Exercise goal » What the task needs is the data below, written out verbatim.

Available records »
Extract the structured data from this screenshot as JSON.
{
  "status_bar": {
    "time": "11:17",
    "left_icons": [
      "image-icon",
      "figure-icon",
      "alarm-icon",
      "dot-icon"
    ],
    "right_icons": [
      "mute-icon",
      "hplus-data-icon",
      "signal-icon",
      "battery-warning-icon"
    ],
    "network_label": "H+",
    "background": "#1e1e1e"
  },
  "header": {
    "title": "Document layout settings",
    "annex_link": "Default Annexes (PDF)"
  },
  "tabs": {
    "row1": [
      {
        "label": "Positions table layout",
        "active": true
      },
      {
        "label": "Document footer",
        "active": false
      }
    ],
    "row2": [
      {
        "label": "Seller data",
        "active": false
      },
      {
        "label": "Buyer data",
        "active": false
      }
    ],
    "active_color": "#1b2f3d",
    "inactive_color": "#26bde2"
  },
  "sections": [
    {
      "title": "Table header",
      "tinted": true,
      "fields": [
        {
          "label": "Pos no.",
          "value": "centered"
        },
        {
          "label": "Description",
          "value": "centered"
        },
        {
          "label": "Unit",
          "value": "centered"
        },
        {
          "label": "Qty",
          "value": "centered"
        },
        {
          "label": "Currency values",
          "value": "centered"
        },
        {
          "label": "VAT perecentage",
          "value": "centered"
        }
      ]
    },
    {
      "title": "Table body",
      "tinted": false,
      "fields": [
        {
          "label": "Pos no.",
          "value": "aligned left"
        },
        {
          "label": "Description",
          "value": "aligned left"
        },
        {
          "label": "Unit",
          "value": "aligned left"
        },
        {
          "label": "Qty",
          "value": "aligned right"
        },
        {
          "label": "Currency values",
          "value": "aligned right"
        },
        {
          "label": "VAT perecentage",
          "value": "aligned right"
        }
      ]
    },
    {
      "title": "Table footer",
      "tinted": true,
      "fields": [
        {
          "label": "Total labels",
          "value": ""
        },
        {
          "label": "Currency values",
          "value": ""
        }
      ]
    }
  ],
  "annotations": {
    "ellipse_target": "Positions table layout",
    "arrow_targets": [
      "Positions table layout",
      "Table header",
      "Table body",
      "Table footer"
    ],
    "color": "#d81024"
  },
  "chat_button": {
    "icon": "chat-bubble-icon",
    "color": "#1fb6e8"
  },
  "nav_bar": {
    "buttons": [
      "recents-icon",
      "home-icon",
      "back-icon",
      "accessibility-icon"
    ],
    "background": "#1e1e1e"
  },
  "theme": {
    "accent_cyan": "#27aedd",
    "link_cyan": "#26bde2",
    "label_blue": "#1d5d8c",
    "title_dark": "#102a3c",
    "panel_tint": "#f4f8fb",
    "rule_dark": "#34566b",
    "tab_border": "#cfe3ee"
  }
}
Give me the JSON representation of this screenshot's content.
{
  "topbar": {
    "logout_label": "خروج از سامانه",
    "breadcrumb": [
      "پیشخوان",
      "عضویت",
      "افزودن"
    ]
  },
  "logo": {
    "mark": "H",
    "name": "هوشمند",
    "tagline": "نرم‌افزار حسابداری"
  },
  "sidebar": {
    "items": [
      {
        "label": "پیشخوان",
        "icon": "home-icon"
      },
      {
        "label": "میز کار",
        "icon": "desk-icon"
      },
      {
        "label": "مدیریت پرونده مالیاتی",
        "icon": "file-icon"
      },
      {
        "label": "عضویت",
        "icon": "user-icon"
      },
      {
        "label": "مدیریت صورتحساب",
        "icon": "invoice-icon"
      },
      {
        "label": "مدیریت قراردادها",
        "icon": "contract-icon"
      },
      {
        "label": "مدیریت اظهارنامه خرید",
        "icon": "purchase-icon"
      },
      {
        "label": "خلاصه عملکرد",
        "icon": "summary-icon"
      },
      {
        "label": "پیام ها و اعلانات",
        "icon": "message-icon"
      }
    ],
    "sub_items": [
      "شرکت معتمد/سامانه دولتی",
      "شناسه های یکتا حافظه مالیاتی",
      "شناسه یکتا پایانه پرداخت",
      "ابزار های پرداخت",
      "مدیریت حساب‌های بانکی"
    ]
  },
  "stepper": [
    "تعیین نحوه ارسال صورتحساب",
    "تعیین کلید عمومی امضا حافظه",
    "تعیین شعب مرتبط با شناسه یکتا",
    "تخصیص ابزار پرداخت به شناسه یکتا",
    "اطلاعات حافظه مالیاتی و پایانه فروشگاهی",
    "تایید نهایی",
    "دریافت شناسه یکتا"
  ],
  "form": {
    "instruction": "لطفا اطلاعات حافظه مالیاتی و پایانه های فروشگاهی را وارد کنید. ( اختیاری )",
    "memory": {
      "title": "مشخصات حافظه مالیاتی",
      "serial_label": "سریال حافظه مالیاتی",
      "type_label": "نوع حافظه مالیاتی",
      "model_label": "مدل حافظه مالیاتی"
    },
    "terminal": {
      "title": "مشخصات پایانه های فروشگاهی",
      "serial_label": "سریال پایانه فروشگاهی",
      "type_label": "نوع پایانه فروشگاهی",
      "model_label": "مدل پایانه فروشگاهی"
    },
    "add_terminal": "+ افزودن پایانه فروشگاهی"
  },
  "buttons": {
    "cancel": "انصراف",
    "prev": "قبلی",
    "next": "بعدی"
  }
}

Written reply »
Extract the structured data from this screenshot as JSON.
{
  "status_bar": {
    "time": "11:17",
    "left_icons": [
      "image-icon",
      "figure-icon",
      "alarm-icon",
      "dot-icon"
    ],
    "right_icons": [
      "mute-icon",
      "hplus-data-icon",
      "signal-icon",
      "battery-warning-icon"
    ],
    "network_label": "H+",
    "background": "#1e1e1e"
  },
  "header": {
    "title": "Document layout settings",
    "annex_link": "Default Annexes (PDF)"
  },
  "tabs": {
    "row1": [
      {
        "label": "Positions table layout",
        "active": true
      },
      {
        "label": "Document footer",
        "active": false
      }
    ],
    "row2": [
      {
        "label": "Seller data",
        "active": false
      },
      {
        "label": "Buyer data",
        "active": false
      }
    ],
    "active_color": "#1b2f3d",
    "inactive_color": "#26bde2"
  },
  "sections": [
    {
      "title": "Table header",
      "tinted": true,
      "fields": [
        {
          "label": "Pos no.",
          "value": "centered"
        },
        {
          "label": "Description",
          "value": "centered"
        },
        {
          "label": "Unit",
          "value": "centered"
        },
        {
          "label": "Qty",
          "value": "centered"
        },
        {
          "label": "Currency values",
          "value": "centered"
        },
        {
          "label": "VAT perecentage",
          "value": "centered"
        }
      ]
    },
    {
      "title": "Table body",
      "tinted": false,
      "fields": [
        {
          "label": "Pos no.",
          "value": "aligned left"
        },
        {
          "label": "Description",
          "value": "aligned left"
        },
        {
          "label": "Unit",
          "value": "aligned left"
        },
        {
          "label": "Qty",
          "value": "aligned right"
        },
        {
          "label": "Currency values",
          "value": "aligned right"
        },
        {
          "label": "VAT perecentage",
          "value": "aligned right"
        }
      ]
    },
    {
      "title": "Table footer",
      "tinted": true,
      "fields": [
        {
          "label": "Total labels",
          "value": ""
        },
        {
          "label": "Currency values",
          "value": ""
        }
      ]
    }
  ],
  "annotations": {
    "ellipse_target": "Positions table layout",
    "arrow_targets": [
      "Positions table layout",
      "Table header",
      "Table body",
      "Table footer"
    ],
    "color": "#d81024"
  },
  "chat_button": {
    "icon": "chat-bubble-icon",
    "color": "#1fb6e8"
  },
  "nav_bar": {
    "buttons": [
      "recents-icon",
      "home-icon",
      "back-icon",
      "accessibility-icon"
    ],
    "background": "#1e1e1e"
  },
  "theme": {
    "accent_cyan": "#27aedd",
    "link_cyan": "#26bde2",
    "label_blue": "#1d5d8c",
    "title_dark": "#102a3c",
    "panel_tint": "#f4f8fb",
    "rule_dark": "#34566b",
    "tab_border": "#cfe3ee"
  }
}
Give me the JSON representation of this screenshot's content.
{
  "topbar": {
    "logout_label": "خروج از سامانه",
    "breadcrumb": [
      "پیشخوان",
      "عضویت",
      "افزودن"
    ]
  },
  "logo": {
    "mark": "H",
    "name": "هوشمند",
    "tagline": "نرم‌افزار حسابداری"
  },
  "sidebar": {
    "items": [
      {
        "label": "پیشخوان",
        "icon": "home-icon"
      },
      {
        "label": "میز کار",
        "icon": "desk-icon"
      },
      {
        "label": "مدیریت پرونده مالیاتی",
        "icon": "file-icon"
      },
      {
        "label": "عضویت",
        "icon": "user-icon"
      },
      {
        "label": "مدیریت صورتحساب",
        "icon": "invoice-icon"
      },
      {
        "label": "مدیریت قراردادها",
        "icon": "contract-icon"
      },
      {
        "label": "مدیریت اظهارنامه خرید",
        "icon": "purchase-icon"
      },
      {
        "label": "خلاصه عملکرد",
        "icon": "summary-icon"
      },
      {
        "label": "پیام ها و اعلانات",
        "icon": "message-icon"
      }
    ],
    "sub_items": [
      "شرکت معتمد/سامانه دولتی",
      "شناسه های یکتا حافظه مالیاتی",
      "شناسه یکتا پایانه پرداخت",
      "ابزار های پرداخت",
      "مدیریت حساب‌های بانکی"
    ]
  },
  "stepper": [
    "تعیین نحوه ارسال صورتحساب",
    "تعیین کلید عمومی امضا حافظه",
    "تعیین شعب مرتبط با شناسه یکتا",
    "تخصیص ابزار پرداخت به شناسه یکتا",
    "اطلاعات حافظه مالیاتی و پایانه فروشگاهی",
    "تایید نهایی",
    "دریافت شناسه یکتا"
  ],
  "form": {
    "instruction": "لطفا اطلاعات حافظه مالیاتی و پایانه های فروشگاهی را وارد کنید. ( اختیاری )",
    "memory": {
      "title": "مشخصات حافظه مالیاتی",
      "serial_label": "سریال حافظه مالیاتی",
      "type_label": "نوع حافظه مالیاتی",
      "model_label": "مدل حافظه مالیاتی"
    },
    "terminal": {
      "title": "مشخصات پایانه های فروشگاهی",
      "serial_label": "سریال پایانه فروشگاهی",
      "type_label": "نوع پایانه فروشگاهی",
      "model_label": "مدل پایانه فروشگاهی"
    },
    "add_terminal": "+ افزودن پایانه فروشگاهی"
  },
  "buttons": {
    "cancel": "انصراف",
    "prev": "قبلی",
    "next": "بعدی"
  }
}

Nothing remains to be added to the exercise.